-- Work instruction --
Using the records that follow, copy every line containing the word "brain".

──────── Excerpted records

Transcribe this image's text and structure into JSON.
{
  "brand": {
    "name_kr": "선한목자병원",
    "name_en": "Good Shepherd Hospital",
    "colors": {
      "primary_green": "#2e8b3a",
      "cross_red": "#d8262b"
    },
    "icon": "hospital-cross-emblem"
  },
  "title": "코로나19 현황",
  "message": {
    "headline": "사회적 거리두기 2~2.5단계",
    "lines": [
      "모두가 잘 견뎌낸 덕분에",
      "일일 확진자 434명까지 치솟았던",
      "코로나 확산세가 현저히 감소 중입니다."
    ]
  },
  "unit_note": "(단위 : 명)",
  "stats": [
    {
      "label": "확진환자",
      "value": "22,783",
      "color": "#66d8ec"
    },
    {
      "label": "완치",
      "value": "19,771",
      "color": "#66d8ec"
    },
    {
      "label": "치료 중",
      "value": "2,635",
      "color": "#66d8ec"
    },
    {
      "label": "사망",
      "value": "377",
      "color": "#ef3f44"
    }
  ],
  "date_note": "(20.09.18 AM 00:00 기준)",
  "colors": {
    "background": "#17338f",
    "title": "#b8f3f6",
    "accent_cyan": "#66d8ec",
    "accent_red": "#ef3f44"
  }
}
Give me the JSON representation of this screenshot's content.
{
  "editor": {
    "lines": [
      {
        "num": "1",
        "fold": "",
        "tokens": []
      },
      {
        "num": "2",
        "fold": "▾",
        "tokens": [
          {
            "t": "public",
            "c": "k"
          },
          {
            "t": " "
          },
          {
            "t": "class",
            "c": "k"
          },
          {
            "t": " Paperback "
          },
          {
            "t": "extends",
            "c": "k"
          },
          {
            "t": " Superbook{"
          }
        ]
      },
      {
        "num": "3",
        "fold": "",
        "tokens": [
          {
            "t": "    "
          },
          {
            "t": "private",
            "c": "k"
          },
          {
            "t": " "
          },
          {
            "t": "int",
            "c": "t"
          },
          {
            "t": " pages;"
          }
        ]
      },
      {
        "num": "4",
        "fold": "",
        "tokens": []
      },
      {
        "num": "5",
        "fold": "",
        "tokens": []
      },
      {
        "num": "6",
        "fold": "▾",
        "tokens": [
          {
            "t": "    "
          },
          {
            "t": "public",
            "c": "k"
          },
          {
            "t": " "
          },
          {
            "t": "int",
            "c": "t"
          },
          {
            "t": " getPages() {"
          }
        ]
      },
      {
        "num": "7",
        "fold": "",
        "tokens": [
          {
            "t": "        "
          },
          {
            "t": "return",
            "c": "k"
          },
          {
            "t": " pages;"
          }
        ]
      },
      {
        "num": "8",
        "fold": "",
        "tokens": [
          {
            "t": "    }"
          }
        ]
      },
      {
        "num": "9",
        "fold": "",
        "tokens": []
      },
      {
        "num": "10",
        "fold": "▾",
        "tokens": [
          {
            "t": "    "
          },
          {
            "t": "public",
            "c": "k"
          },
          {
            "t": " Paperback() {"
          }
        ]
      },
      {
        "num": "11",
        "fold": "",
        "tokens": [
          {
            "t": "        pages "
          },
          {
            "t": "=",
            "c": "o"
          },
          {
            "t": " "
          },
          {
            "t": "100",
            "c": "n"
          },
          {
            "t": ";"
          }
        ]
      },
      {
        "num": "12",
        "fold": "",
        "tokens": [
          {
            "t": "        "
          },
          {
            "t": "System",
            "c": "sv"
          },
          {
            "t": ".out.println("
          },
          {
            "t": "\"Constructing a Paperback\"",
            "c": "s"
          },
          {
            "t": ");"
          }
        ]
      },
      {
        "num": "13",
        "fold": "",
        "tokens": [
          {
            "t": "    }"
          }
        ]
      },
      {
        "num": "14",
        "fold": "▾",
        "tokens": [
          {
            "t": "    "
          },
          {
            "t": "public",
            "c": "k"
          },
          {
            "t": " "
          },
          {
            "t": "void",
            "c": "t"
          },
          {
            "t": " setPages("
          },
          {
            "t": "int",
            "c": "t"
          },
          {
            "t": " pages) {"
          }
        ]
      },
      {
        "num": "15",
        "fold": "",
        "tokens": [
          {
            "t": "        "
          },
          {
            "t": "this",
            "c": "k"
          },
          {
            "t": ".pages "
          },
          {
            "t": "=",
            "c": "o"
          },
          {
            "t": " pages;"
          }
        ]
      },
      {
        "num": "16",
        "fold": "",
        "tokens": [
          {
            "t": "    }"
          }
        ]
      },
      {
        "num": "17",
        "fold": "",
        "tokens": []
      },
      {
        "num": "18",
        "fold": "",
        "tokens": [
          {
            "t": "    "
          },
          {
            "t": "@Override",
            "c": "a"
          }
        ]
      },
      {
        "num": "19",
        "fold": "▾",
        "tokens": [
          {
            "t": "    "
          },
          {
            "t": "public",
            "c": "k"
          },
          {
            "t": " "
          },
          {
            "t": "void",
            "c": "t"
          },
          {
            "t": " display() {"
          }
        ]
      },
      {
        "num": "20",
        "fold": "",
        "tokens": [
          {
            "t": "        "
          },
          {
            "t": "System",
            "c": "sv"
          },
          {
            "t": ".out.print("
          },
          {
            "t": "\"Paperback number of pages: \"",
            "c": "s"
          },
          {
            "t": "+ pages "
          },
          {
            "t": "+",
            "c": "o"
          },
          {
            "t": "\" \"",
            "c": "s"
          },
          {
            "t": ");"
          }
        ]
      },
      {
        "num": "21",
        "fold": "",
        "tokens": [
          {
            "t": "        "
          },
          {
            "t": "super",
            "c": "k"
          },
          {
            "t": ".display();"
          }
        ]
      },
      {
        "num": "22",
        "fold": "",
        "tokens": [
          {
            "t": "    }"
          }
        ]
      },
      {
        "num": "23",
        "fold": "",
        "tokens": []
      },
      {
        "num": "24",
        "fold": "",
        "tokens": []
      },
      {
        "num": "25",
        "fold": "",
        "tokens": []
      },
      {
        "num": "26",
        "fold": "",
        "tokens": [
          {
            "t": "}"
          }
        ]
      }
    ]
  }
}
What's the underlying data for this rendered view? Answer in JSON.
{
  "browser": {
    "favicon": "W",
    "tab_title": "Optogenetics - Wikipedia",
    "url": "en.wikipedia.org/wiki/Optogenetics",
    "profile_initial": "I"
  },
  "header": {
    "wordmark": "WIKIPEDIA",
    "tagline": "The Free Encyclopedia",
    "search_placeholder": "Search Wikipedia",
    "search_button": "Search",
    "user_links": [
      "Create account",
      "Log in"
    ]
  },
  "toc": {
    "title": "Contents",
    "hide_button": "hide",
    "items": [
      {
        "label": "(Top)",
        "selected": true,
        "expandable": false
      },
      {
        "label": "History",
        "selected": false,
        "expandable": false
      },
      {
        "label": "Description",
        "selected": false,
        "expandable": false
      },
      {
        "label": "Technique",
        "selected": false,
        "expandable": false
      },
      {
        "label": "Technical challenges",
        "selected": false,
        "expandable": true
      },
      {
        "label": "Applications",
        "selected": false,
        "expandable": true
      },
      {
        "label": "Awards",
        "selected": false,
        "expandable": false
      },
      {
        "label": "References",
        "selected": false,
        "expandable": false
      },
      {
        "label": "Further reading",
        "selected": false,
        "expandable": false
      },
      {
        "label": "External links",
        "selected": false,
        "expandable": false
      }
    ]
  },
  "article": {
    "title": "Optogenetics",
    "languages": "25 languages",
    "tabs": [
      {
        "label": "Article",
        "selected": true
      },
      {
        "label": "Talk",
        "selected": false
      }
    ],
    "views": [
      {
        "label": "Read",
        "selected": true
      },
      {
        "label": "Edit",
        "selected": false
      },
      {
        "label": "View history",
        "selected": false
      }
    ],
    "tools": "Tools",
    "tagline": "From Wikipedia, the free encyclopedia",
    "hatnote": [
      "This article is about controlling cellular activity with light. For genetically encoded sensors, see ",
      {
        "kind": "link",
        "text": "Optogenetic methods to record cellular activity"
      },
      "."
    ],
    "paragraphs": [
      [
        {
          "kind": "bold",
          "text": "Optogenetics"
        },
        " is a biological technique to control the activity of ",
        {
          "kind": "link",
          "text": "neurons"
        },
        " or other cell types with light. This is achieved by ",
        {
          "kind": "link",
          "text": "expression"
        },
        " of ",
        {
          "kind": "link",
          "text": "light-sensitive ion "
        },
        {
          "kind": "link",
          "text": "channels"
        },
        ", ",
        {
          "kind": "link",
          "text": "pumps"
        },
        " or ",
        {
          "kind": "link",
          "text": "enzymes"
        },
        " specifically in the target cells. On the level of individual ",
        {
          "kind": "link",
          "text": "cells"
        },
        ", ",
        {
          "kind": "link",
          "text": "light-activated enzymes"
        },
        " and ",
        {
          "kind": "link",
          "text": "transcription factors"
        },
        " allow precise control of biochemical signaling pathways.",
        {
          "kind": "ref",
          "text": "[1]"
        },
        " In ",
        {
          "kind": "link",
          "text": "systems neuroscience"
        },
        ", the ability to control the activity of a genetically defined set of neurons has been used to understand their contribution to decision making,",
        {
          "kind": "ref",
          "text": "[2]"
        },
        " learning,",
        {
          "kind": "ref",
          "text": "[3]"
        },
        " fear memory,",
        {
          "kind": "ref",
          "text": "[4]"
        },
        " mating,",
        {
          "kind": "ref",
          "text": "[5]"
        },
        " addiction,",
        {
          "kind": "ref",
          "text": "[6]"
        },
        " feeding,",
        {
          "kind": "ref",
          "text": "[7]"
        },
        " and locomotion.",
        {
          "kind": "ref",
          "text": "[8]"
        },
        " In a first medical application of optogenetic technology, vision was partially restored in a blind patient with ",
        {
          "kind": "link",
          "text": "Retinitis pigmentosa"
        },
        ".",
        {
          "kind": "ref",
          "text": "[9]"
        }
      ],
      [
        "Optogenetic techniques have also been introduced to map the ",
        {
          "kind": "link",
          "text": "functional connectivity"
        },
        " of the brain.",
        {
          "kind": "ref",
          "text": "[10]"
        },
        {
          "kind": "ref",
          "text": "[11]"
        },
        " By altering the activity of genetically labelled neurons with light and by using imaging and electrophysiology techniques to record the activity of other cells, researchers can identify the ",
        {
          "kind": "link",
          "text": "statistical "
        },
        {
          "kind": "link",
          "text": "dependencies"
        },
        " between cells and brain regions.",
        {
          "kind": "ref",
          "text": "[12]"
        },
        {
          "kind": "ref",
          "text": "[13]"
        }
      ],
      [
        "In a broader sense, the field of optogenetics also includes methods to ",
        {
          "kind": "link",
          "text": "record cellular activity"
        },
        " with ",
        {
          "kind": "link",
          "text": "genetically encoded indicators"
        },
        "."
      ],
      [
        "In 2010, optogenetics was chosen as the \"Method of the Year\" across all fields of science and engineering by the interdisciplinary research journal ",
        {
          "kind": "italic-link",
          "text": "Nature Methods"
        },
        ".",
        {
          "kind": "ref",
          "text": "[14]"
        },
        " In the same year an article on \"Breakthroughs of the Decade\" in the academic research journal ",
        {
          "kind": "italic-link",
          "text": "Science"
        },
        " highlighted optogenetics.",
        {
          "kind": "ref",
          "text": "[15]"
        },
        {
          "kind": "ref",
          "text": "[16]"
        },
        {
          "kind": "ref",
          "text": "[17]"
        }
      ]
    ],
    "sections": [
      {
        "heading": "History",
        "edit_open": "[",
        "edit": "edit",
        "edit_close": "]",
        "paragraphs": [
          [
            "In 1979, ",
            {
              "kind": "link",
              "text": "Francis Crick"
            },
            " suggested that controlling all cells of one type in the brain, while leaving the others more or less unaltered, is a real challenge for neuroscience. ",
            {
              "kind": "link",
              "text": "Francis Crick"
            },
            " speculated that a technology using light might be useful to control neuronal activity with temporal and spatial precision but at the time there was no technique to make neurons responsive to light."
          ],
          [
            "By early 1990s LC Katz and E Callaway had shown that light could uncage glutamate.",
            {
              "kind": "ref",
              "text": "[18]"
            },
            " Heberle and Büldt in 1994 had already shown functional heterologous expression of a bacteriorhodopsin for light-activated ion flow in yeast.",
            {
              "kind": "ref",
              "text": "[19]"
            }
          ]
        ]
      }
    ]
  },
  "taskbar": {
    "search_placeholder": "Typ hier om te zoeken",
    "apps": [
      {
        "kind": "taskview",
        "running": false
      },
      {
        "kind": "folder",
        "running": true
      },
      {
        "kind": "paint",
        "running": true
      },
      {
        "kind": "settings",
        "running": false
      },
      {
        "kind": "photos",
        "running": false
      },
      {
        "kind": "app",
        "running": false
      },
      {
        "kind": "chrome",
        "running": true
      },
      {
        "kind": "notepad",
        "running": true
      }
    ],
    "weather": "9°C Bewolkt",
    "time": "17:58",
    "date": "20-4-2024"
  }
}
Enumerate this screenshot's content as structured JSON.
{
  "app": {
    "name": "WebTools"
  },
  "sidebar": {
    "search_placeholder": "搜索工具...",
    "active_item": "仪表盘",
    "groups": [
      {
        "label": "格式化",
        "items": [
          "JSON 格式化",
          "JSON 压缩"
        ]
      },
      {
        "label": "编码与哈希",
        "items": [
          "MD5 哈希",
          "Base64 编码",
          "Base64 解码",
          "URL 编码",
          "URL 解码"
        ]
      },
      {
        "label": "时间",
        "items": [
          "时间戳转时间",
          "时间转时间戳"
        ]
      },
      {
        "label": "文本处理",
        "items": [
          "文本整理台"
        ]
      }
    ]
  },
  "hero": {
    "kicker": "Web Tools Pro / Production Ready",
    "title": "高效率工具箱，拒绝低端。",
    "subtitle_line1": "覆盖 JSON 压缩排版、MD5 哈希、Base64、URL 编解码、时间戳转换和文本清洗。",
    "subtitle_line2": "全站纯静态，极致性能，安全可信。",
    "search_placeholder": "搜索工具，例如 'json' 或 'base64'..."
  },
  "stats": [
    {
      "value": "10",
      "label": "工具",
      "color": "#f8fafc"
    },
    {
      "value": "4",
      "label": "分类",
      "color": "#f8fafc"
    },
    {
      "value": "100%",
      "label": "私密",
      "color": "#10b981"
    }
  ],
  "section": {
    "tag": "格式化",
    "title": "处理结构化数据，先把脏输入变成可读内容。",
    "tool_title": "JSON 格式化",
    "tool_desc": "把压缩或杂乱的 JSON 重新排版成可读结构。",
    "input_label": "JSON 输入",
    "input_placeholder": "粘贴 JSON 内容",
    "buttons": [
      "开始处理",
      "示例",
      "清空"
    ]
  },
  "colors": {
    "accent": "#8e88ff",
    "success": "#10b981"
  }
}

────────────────

-- Result for this exercise --
        " of the brain.",
        " between cells and brain regions.",
            " suggested that controlling all cells of one type in the brain, while leaving the others more or less unaltered, is a real challenge for neuroscience. ",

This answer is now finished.